One million Spotify users study shows human music patterns
Humans like to hear more vibrant music during the day. The most lively are Fridays, and as summer approaches, we prefer more intense themes. These are some of the results of a whopping 800 million songs heard by a million people on Spotify. While this data may seem logical, there are more intriguing ones: boys like more lively music than girls, but that gender difference is reversed in the two hemispheres of the planet. Or, the differences in intensity narrow as we approach the equator. That’s the rhythm of the planet.
Researchers at Cornell University (USA) have rarely had the chance to study an immense database of the Spotify music service (one of the authors of the study works in the company). They had 765 million songs selected (i.e., chosen by the user and not randomly) by one million service customers worldwide. Taking advantage of the fact that each song has a series of metadata with 11 characteristics (rhythm, if it is sung or instrumental, tempo, if it is can be danced, acoustic or electronic, Afro pop…) they were able to measure the musical intensity of each song and that of all the songs.
So they discovered that there are a series of universal patterns. They observed, for example, that humans hear more lively music between eight in the morning and eight in the evening, with a drop in mood between three and four in the morning. However, they did not see significant variations during the day. Some previous studies had detected that used tools such as Twitter posts in order to get the planetary rhythm. They also saw how the week got lively until they reached The Cure’ s Friday I’m in Love: Friday, followed by Saturday, are the days when we hear the most exciting music. Sunday and Monday, at least.
“In hindsight, many of the patterns we’ve found may seem logical,” says Michael Macy, director of Cornell’s Social Dynamics Laboratory, a sociology professor and co-author of the study, in an e-mail. “But it’s important to confirm our intuitions with empirical data and the patterns we’ve seen are based on a single database of listening habits in 51 countries around the world,” he added. Among those logical patterns would be the fact that the maximum musical intensity occurs during the summer solstice from a minimum reached in the winter months.
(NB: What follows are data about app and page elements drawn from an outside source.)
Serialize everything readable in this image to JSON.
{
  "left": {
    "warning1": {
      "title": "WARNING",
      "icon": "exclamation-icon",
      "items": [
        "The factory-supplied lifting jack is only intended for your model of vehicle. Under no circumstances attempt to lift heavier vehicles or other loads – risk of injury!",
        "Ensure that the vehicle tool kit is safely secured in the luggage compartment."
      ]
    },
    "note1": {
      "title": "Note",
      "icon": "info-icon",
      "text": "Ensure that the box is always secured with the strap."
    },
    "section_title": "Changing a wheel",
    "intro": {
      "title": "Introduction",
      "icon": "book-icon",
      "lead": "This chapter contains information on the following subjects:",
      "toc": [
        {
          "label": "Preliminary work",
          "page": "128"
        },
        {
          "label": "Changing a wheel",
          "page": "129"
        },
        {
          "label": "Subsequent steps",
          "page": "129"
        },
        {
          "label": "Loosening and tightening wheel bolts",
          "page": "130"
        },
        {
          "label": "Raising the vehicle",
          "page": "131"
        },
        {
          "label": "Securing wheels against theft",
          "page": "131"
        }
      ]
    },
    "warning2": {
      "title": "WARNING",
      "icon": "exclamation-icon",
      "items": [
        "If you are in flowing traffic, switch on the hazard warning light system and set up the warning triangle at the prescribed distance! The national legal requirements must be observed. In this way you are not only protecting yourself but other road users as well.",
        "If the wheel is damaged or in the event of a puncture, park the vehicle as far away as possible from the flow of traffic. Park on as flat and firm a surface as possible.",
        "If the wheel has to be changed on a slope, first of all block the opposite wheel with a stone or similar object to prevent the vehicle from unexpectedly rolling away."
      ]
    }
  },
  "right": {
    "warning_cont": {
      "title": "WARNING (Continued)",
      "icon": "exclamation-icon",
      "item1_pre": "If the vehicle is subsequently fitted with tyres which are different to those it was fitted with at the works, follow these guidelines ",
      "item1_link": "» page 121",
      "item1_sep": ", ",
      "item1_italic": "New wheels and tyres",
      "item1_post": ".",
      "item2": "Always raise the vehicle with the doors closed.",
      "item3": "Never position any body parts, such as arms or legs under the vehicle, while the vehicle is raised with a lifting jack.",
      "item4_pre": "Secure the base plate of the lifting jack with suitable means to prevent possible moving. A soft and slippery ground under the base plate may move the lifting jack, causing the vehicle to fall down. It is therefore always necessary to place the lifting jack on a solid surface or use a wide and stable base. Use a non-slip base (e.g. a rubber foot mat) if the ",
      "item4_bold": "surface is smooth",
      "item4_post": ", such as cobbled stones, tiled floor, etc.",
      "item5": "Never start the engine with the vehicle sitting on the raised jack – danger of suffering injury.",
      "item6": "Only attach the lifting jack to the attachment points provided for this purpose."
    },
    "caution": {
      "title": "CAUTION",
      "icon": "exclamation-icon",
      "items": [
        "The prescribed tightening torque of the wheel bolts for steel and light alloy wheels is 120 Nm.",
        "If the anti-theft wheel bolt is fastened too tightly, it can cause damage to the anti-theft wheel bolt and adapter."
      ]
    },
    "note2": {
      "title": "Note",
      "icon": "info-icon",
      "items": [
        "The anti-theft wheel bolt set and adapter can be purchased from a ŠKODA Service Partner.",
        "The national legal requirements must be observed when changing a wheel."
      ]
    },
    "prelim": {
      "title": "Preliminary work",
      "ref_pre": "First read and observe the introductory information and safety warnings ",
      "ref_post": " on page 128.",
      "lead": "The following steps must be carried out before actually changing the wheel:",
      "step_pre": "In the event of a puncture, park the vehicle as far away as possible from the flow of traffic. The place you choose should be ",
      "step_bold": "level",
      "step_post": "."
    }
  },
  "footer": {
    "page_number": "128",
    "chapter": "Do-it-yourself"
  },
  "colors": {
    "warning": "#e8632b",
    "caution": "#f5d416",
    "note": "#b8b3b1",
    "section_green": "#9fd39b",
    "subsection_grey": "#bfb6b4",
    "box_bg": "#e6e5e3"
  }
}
It is also to be expected that the score in intensity of the music consumed by those under 18 will be more than double that of those over 50. But there are other seemingly less logical results.
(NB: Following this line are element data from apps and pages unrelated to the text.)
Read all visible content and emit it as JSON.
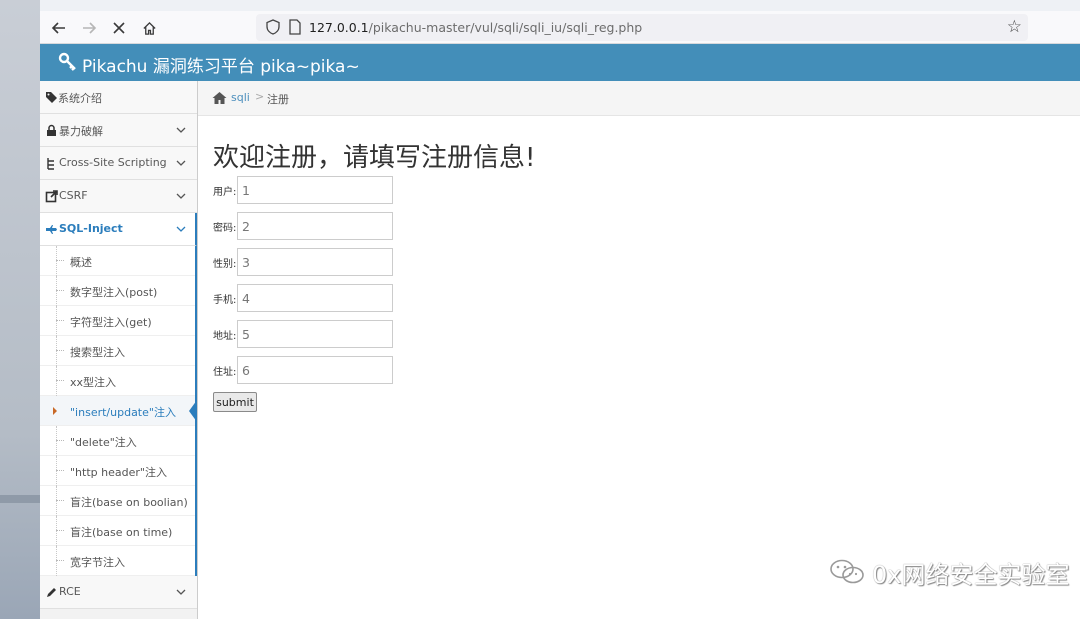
{
  "browser": {
    "url_host": "127.0.0.1",
    "url_path": "/pikachu-master/vul/sqli/sqli_iu/sqli_reg.php",
    "icons": [
      "back-arrow-icon",
      "forward-arrow-icon",
      "stop-loading-icon",
      "home-icon",
      "shield-icon",
      "page-icon",
      "bookmark-star-icon"
    ]
  },
  "app": {
    "title": "Pikachu 漏洞练习平台 pika~pika~",
    "header_color": "#438eb9",
    "accent_color": "#2b7dbc"
  },
  "sidebar": {
    "items": [
      {
        "label": "系统介绍",
        "icon": "tags-icon"
      },
      {
        "label": "暴力破解",
        "icon": "lock-icon"
      },
      {
        "label": "Cross-Site Scripting",
        "icon": "sitemap-icon"
      },
      {
        "label": "CSRF",
        "icon": "external-link-icon"
      },
      {
        "label": "SQL-Inject",
        "icon": "fighter-jet-icon"
      },
      {
        "label": "RCE",
        "icon": "pencil-icon"
      }
    ],
    "sub_items": [
      "概述",
      "数字型注入(post)",
      "字符型注入(get)",
      "搜索型注入",
      "xx型注入",
      "\"insert/update\"注入",
      "\"delete\"注入",
      "\"http header\"注入",
      "盲注(base on boolian)",
      "盲注(base on time)",
      "宽字节注入"
    ]
  },
  "breadcrumb": {
    "parent": "sqli",
    "separator": ">",
    "current": "注册"
  },
  "form": {
    "heading": "欢迎注册，请填写注册信息!",
    "fields": [
      {
        "label": "用户:",
        "value": "1"
      },
      {
        "label": "密码:",
        "value": "2"
      },
      {
        "label": "性别:",
        "value": "3"
      },
      {
        "label": "手机:",
        "value": "4"
      },
      {
        "label": "地址:",
        "value": "5"
      },
      {
        "label": "住址:",
        "value": "6"
      }
    ],
    "submit_label": "submit"
  },
  "watermark": {
    "text": "0x网络安全实验室"
  }
}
“One of the most surprising results is the difference in gender patterns between the northern and southern hemispheres,” says Macy. Although on the global average, boys listen to more lively music than girls, “in the northern hemisphere, women listen to music with less intensity, especially at night, while in the southern hemisphere it’s the other way around: women choose music with more intensity than men prefer,” she adds. The authors of the study, published in Nature Human Behavior, do not analyze the possible causes of these differences, although they point to a possible cultural base.
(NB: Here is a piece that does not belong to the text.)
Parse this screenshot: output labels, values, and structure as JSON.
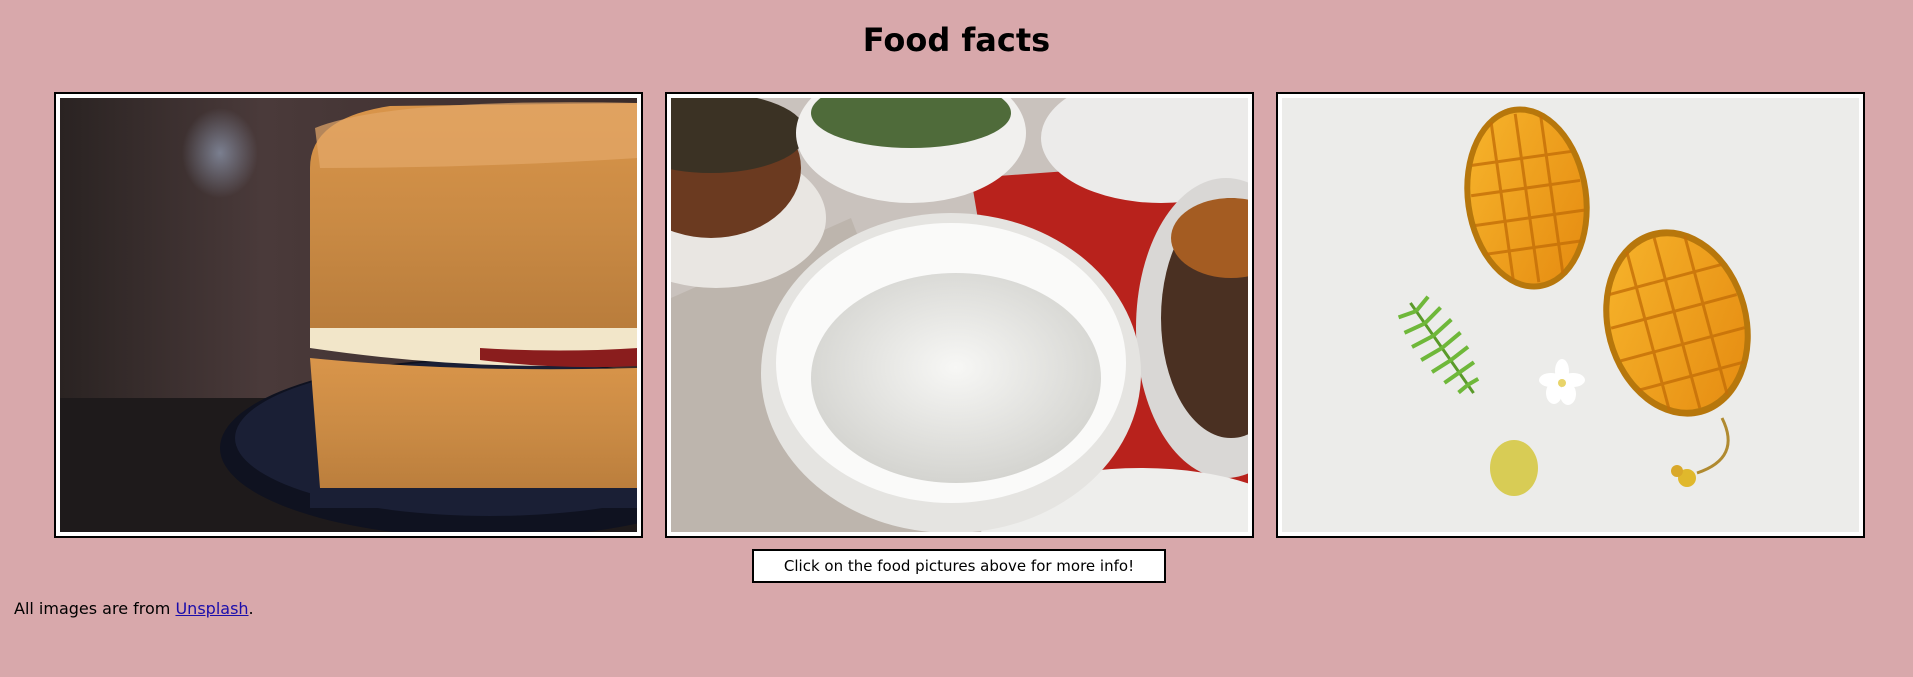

“It was also somewhat unexpected that the music played in Latin America is relatively more intense and the heard in Asia more relaxed compared to Oceania, Europe or North America,” says the researcher and lead author of the study Minsu Park. “I think the last three regions are culturally similar and the results suggest that there may be cultural differences in preferences for external stimuli, such as different levels of musical intensity,” adds Macy’s pupil.
There is no explanation for this, although environmental factors could intervene, for the most surprising fact of all: in all the metrics where they detected differences (even in age differences, although to a lesser extent) these were reduced as they approached the equator. For example, it is from this imaginary line that gender differences are reversed. Park acknowledges that this is something they will have to investigate.
The authors acknowledge that the study design may introduce some bias. For example, the sample is made up of users of the paid version of Spotify. Also, they don’t have data from Africa. The study was conducted between January and December 2016, when this music service had not yet been deployed in too many African countries. Yet they consider it a good basis for the study of human behavior.
“Most of the social science research done in the U.S. is on the behavior of Americans, sometimes with the tacit assumption that the results are applicable to other countries like Nigeria music. Data from global social platforms such as Spotify, Twitter and Facebook offer a much-needed opportunity to address cross-cultural and trans-regional differences in human behavior,” argues Professor Macy. In addition, he also adds that, “It is also very difficult to observe people’s emotions at a population scale and we know that what they say about their emotions can be unreliable (we tend to put our best face on it). These data allow us to observe real human behavior, not just people’s self-reports on their behavior.